Some believe that China is trying to send a message to Taiwan's voters, telling them that a vote for Mr. Lee is a vote for instability. China wants the heavily favored Mr. Lee to obtain less than 50 percent of the votes in this month's election, so it can claim that he does not have the majority of Taiwanese behind him.

"The aim of Communist China's exercises is to interfere with the elections and to reduce the votes of the president," Mr. Lee said yesterday in a televised address.

Others say the tests are designed to discourage voters from choosing Mr. Lee's main rival, the pro-independence Democratic Progressive Party. A weak DPP showing could be hailed by Beijing as proof that its strong actions ended the push for separatism.

As for the United States, China criticizes it for meddling in Chinese affairs by having allowed Mr. Lee to travel last year to the United States and now by sending military forces to monitor China's missile tests.

In China itself, the tests may be the military's method of reminding its civilian minders that it wants a greater say in running the country.
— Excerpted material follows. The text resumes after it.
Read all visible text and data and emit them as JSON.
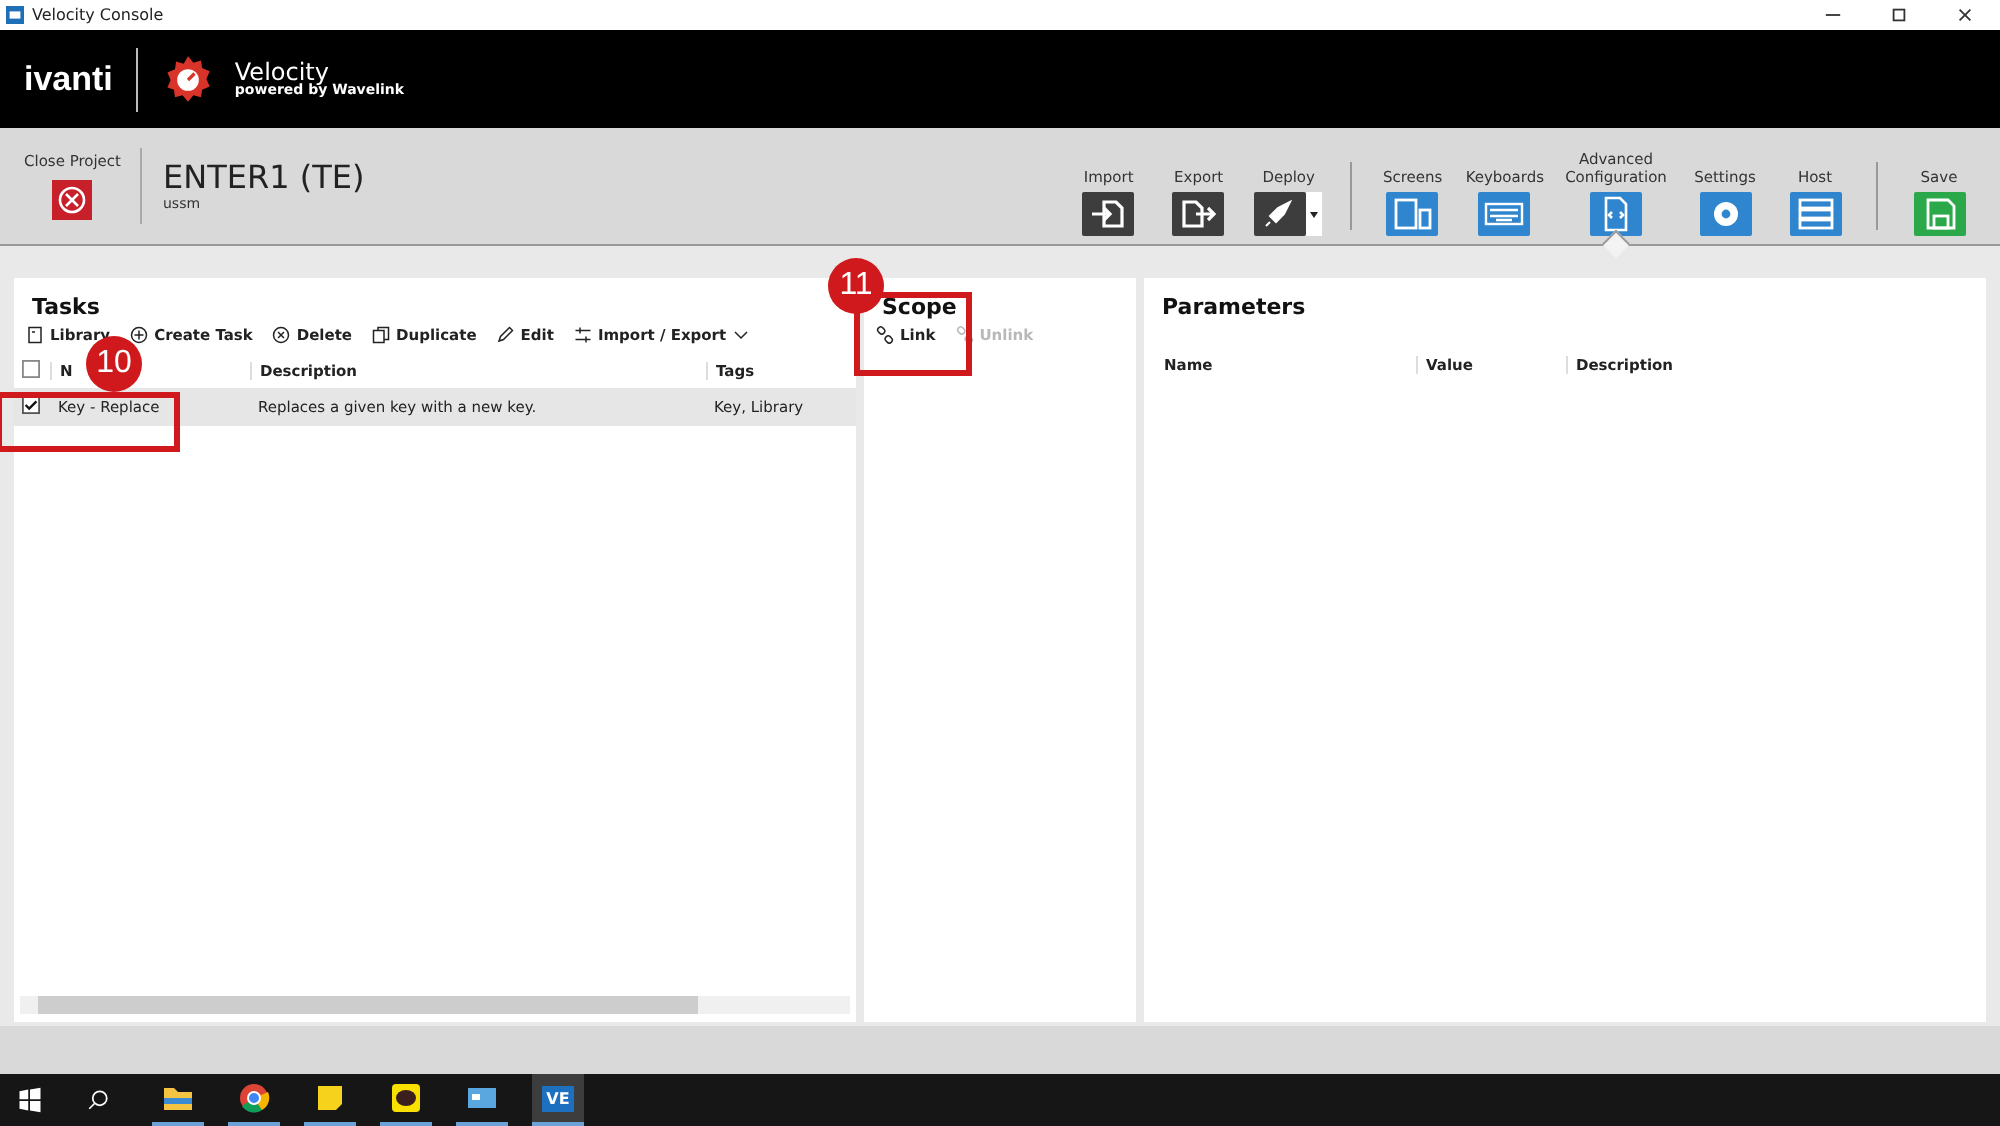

With leader Deng Xiaoping now replaced by relatively untested civilians, the military may be saying that it must be consulted on questions regarding China's territorial integrity.

And China also is in the midst of a huge change in how it sees the world.

For centuries a land power whose enemies were nomadic tribes, China is now confident of its borders and is turning its attention overseas.

"They're shifting from a continental to a maritime strategy," said a Western diplomat based on Beijing. "It's a huge shift for China that has consequences for Taiwan and the rest of Asia."

China's strategic refocus can be seen in actions in a number of fields, all of which are designed to boost the country's ability to project power and attain long-cherished foreign policy goals, such as reunification with Taiwan.

China, for example, is testing a new generation of smaller, more sophisticated missiles.

Pub Date: 3/10/96

Baltimore Sun Articles
Please note the green-lined linked article text has been applied commercially without any involvement from our newsroom editors, reporters or any other editorial staff.